━━━━━ MATERIALS PROVIDED
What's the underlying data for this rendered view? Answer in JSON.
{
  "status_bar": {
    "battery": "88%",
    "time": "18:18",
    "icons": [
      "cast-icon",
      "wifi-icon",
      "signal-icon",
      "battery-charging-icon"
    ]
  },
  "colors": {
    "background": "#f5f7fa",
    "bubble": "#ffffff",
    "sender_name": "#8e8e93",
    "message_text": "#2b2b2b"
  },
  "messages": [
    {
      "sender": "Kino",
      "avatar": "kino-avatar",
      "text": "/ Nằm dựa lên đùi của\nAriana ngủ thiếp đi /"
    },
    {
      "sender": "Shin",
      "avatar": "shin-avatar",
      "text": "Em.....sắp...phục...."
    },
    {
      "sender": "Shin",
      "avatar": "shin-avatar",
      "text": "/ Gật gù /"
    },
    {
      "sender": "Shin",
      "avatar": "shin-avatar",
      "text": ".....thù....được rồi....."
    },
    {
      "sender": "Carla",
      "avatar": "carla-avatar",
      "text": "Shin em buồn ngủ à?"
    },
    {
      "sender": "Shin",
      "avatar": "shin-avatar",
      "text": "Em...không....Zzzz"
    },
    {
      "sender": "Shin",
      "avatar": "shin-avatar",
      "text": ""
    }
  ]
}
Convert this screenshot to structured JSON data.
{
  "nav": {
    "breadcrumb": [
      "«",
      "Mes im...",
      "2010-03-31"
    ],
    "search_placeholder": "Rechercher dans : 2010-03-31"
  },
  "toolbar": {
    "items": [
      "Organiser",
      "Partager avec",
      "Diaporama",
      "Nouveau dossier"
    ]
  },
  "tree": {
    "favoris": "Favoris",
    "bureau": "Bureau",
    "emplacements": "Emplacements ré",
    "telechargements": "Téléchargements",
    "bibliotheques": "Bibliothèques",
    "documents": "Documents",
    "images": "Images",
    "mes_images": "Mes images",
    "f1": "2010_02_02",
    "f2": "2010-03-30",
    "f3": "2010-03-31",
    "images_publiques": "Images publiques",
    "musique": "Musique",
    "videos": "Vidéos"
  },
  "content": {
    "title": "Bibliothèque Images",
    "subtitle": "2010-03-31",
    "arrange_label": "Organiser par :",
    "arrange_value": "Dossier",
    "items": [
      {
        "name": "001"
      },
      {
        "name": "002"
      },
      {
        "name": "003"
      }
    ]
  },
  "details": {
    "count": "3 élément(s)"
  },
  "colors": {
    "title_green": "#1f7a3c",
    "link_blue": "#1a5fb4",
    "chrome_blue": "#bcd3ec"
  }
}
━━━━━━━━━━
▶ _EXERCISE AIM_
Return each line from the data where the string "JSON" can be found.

▶ _COMPLETED EXERCISE_
What's the underlying data for this rendered view? Answer in JSON.
Convert this screenshot to structured JSON data.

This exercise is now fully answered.